For instance, imagine a company has partnered with a financial institution to deploy a virtual credit card solution. If the goal of the solution is to encourage spending that adheres to the company's established policies and procedures, everyone needs to participate. C-suite leadership needs to understand why the company is moving to a virtual payment system, and then take steps to follow the new protocols. When everyone is on the same page and invested in the success of the transformation program, tangible results are more likely.
Poor visibility into end-user experiences
When leaders implement a new piece of technology without engaging the people who actually use the solution on a daily basis, they risk investing in a tool that does not actually meet the company's needs. Leaders require insight into end-user experiences to ensure that the solution works properly and does not introduce new challenges.
During the early stages of a new investment, decision makers should ask employees about their experiences with the existing system and get insights into how the process could be improved. Then, during the implementation of the new solution, stakeholders should continue to solicit feedback from the people who actively use the technology. Over time, the insights gained from this feedback loop will aid additional transformations, contributing to a cycle of continued improvement.
Companies that partner with a technology consultant will be better prepared to overcome any unforeseen hurdles during a digital transformation project. The more insights and data that can be collected ahead of time, the better prepared everyone will be to implement new solutions on schedule and within budget.
Users also are confronted with having a fragmented experience. For example, users may need to access their files from multiple repositories some of which are stored on-prem while other data might reside in public or private clouds. Additionally, with a distributed app environment, many users find themselves having to remember more logins and passwords. Also, with more SaaS apps, slow Internet connections result in poor user experiences particularly for users in remote branch offices.
IT security and management complexity
Traditional approaches to security and management are no longer sufficient as users are more mobile, and applications as well ad data is distributed in a digital world. One of the first challenges faced by IT is enabling common access controls regardless of where applications are hosted. Cloud-hosted SaaS services in particular introduce security challenges as SaaS apps are often no longer within IT’s control. A heterogeneous environment of endpoints combined with frequency of OS and application updates break legacy client management processes and tools.
What are examples of modern digital transformation strategies?
Today, digital transformation strategies look at existing technologies and seek to introduce increasingly complex solutions.

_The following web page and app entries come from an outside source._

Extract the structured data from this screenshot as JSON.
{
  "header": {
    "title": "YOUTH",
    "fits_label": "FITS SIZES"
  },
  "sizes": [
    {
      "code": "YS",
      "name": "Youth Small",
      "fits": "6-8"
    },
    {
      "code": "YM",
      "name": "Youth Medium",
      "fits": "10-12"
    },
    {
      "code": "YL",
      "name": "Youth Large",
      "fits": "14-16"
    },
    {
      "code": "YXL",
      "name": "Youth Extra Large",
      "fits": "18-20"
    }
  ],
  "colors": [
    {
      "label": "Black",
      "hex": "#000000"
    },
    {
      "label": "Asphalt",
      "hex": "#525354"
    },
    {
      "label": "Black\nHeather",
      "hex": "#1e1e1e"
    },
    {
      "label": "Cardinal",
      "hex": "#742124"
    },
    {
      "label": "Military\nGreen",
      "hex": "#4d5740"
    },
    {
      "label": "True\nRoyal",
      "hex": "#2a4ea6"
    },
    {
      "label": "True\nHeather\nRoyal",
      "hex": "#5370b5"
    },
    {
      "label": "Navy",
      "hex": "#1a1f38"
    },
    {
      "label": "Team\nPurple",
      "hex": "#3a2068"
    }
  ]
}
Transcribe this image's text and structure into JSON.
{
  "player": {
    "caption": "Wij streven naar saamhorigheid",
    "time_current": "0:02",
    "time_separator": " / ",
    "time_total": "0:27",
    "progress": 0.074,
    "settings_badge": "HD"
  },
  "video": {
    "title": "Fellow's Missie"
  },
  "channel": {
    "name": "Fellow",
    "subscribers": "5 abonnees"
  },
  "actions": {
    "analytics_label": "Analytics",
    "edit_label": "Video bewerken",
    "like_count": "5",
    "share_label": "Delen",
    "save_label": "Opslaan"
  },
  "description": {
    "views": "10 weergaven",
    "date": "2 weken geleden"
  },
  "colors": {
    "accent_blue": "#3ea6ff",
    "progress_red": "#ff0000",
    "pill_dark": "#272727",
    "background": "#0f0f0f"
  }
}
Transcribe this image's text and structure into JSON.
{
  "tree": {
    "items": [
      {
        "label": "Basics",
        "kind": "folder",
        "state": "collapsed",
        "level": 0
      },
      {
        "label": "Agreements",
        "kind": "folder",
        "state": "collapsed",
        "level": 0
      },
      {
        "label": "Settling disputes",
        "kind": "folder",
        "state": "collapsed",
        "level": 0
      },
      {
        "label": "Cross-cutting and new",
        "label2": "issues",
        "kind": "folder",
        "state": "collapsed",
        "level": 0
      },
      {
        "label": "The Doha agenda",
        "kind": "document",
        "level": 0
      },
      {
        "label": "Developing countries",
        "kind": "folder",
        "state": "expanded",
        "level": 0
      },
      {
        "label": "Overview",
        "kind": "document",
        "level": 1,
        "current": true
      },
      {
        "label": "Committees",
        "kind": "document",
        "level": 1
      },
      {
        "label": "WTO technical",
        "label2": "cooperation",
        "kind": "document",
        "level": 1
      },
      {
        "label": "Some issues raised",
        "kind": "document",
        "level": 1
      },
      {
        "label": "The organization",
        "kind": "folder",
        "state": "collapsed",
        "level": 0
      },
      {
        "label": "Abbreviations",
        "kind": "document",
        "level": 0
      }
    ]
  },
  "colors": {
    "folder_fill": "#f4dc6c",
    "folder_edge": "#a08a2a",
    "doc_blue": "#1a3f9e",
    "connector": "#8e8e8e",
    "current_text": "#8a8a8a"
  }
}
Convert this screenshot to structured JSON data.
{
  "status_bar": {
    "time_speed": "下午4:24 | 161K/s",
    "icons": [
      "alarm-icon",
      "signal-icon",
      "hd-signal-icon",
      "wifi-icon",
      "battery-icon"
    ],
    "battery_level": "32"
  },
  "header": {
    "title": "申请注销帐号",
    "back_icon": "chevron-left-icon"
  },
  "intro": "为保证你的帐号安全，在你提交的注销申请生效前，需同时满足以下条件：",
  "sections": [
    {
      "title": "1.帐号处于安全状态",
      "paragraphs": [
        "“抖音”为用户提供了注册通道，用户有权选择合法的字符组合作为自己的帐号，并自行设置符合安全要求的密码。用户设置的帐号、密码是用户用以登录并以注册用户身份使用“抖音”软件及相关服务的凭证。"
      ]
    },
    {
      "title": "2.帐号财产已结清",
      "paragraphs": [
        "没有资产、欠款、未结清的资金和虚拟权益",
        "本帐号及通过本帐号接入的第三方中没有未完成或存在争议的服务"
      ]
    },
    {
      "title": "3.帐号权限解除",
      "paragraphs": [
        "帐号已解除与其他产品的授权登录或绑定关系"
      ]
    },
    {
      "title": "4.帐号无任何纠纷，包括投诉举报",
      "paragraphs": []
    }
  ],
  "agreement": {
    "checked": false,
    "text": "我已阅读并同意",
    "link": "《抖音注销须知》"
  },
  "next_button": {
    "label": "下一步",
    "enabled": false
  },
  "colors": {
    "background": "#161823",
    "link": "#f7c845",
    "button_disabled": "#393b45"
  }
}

Rather than switching from the analog to the digital, companies today are constantly on the lookout for more sophisticated ways to achieve their business objectives. Leading organizations find that they can gain control of their digital transformation journey with a few key strategies that is centered on the user.